(Dataset excerpts)
+ + + +

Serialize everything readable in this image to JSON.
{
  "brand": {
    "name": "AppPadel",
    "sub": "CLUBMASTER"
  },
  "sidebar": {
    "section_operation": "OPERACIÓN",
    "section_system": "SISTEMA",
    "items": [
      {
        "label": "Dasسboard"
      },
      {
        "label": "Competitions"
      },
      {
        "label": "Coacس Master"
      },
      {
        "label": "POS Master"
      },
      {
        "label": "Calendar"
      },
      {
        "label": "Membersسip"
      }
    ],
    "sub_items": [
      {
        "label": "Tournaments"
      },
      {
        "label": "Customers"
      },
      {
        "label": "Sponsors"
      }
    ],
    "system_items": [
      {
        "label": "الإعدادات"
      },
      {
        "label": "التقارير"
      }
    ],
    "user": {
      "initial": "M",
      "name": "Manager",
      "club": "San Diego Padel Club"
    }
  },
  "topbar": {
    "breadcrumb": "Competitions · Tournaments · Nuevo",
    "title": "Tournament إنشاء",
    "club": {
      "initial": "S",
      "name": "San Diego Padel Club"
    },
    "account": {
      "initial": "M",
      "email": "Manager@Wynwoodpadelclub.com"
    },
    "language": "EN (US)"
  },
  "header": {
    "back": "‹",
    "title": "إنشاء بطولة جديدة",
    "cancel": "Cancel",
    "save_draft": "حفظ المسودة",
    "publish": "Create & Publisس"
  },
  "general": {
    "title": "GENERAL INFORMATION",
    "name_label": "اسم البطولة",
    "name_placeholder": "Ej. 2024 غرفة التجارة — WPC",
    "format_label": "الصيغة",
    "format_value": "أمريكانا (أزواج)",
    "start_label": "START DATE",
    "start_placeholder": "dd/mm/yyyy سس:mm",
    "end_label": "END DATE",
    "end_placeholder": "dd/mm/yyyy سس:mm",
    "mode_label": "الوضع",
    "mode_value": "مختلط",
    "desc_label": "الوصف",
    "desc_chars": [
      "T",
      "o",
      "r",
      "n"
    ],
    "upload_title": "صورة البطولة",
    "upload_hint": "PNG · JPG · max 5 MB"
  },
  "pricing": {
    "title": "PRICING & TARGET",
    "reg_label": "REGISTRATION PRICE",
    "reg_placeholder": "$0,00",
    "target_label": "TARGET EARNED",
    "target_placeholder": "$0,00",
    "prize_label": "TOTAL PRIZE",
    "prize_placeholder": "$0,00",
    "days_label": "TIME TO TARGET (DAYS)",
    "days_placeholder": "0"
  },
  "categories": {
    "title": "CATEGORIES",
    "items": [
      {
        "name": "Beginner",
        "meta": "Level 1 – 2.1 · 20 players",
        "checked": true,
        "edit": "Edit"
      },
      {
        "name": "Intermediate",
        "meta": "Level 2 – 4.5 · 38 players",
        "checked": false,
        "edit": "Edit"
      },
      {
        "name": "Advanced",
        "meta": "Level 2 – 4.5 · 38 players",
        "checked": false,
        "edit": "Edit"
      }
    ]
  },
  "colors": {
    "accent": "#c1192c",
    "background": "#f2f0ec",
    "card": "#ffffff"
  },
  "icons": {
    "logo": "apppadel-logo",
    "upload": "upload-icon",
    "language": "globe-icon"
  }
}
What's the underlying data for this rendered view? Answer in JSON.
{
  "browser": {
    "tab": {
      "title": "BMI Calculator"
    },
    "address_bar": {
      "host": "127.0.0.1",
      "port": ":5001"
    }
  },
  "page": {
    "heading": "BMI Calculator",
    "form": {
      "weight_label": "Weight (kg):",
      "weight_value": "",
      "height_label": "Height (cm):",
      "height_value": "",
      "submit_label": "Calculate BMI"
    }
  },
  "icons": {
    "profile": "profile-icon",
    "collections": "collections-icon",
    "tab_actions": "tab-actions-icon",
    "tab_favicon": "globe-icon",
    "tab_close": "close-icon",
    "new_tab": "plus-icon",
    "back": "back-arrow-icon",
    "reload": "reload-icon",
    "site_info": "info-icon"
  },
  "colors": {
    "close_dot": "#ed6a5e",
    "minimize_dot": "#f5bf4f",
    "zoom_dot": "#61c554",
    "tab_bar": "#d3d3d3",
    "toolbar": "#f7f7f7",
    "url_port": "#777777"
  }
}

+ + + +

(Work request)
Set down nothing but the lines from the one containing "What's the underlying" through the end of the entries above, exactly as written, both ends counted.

(Exercise solution)
What's the underlying data for this rendered view? Answer in JSON.
{
  "browser": {
    "tab": {
      "title": "BMI Calculator"
    },
    "address_bar": {
      "host": "127.0.0.1",
      "port": ":5001"
    }
  },
  "page": {
    "heading": "BMI Calculator",
    "form": {
      "weight_label": "Weight (kg):",
      "weight_value": "",
      "height_label": "Height (cm):",
      "height_value": "",
      "submit_label": "Calculate BMI"
    }
  },
  "icons": {
    "profile": "profile-icon",
    "collections": "collections-icon",
    "tab_actions": "tab-actions-icon",
    "tab_favicon": "globe-icon",
    "tab_close": "close-icon",
    "new_tab": "plus-icon",
    "back": "back-arrow-icon",
    "reload": "reload-icon",
    "site_info": "info-icon"
  },
  "colors": {
    "close_dot": "#ed6a5e",
    "minimize_dot": "#f5bf4f",
    "zoom_dot": "#61c554",
    "tab_bar": "#d3d3d3",
    "toolbar": "#f7f7f7",
    "url_port": "#777777"
  }
}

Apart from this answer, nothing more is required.